• _INSTRUCTIONS TO FOLLOW_
Nothing but the records, repeated word for word and free of pictures, belongs in the answer.

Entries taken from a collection
══════════
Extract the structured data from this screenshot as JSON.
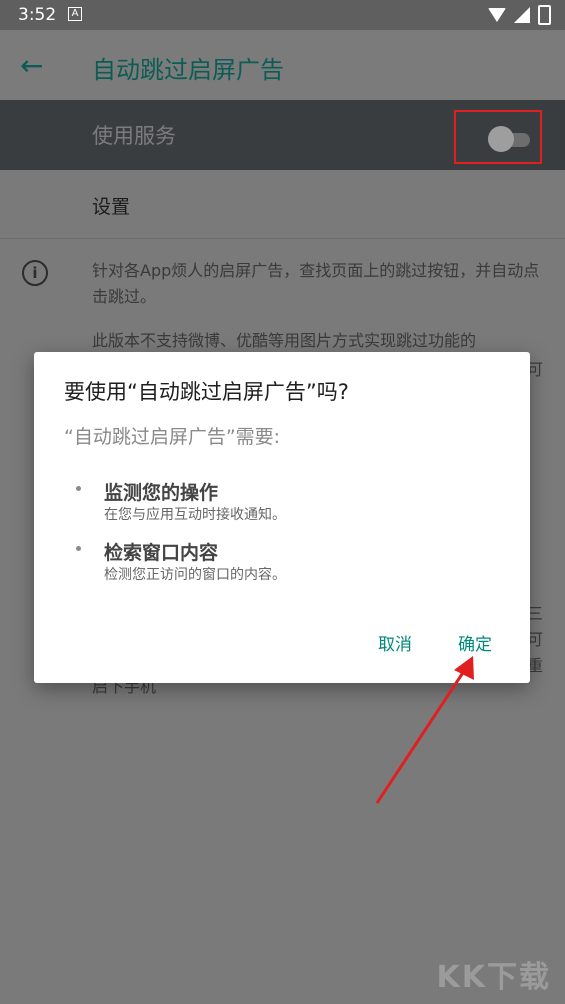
{
  "status_bar": {
    "time": "3:52",
    "notification_glyph": "A"
  },
  "app_bar": {
    "back_icon": "arrow-left-icon",
    "title": "自动跳过启屏广告"
  },
  "service": {
    "label": "使用服务",
    "toggle_state": "off"
  },
  "settings": {
    "label": "设置"
  },
  "info": {
    "icon": "info-icon",
    "paragraph1": "针对各App烦人的启屏广告，查找页面上的跳过按钮，并自动点击跳过。",
    "paragraph2": "此版本不支持微博、优酷等用图片方式实现跳过功能的",
    "edge_char_1": "可",
    "edge_char_2": "三",
    "edge_char_3": "可",
    "edge_char_4": "重",
    "paragraph3": "启下手机"
  },
  "dialog": {
    "title": "要使用“自动跳过启屏广告”吗?",
    "subtitle": "“自动跳过启屏广告”需要:",
    "permissions": [
      {
        "title": "监测您的操作",
        "description": "在您与应用互动时接收通知。"
      },
      {
        "title": "检索窗口内容",
        "description": "检测您正访问的窗口的内容。"
      }
    ],
    "cancel_label": "取消",
    "confirm_label": "确定"
  },
  "annotation": {
    "arrow_color": "#e02020",
    "box_color": "#e02020"
  },
  "watermark": "KK下载"
}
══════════
• _SOLUTION FOR THIS EXERCISE_
Extract the structured data from this screenshot as JSON.
{
  "status_bar": {
    "time": "3:52",
    "notification_glyph": "A"
  },
  "app_bar": {
    "back_icon": "arrow-left-icon",
    "title": "自动跳过启屏广告"
  },
  "service": {
    "label": "使用服务",
    "toggle_state": "off"
  },
  "settings": {
    "label": "设置"
  },
  "info": {
    "icon": "info-icon",
    "paragraph1": "针对各App烦人的启屏广告，查找页面上的跳过按钮，并自动点击跳过。",
    "paragraph2": "此版本不支持微博、优酷等用图片方式实现跳过功能的",
    "edge_char_1": "可",
    "edge_char_2": "三",
    "edge_char_3": "可",
    "edge_char_4": "重",
    "paragraph3": "启下手机"
  },
  "dialog": {
    "title": "要使用“自动跳过启屏广告”吗?",
    "subtitle": "“自动跳过启屏广告”需要:",
    "permissions": [
      {
        "title": "监测您的操作",
        "description": "在您与应用互动时接收通知。"
      },
      {
        "title": "检索窗口内容",
        "description": "检测您正访问的窗口的内容。"
      }
    ],
    "cancel_label": "取消",
    "confirm_label": "确定"
  },
  "annotation": {
    "arrow_color": "#e02020",
    "box_color": "#e02020"
  },
  "watermark": "KK下载"
}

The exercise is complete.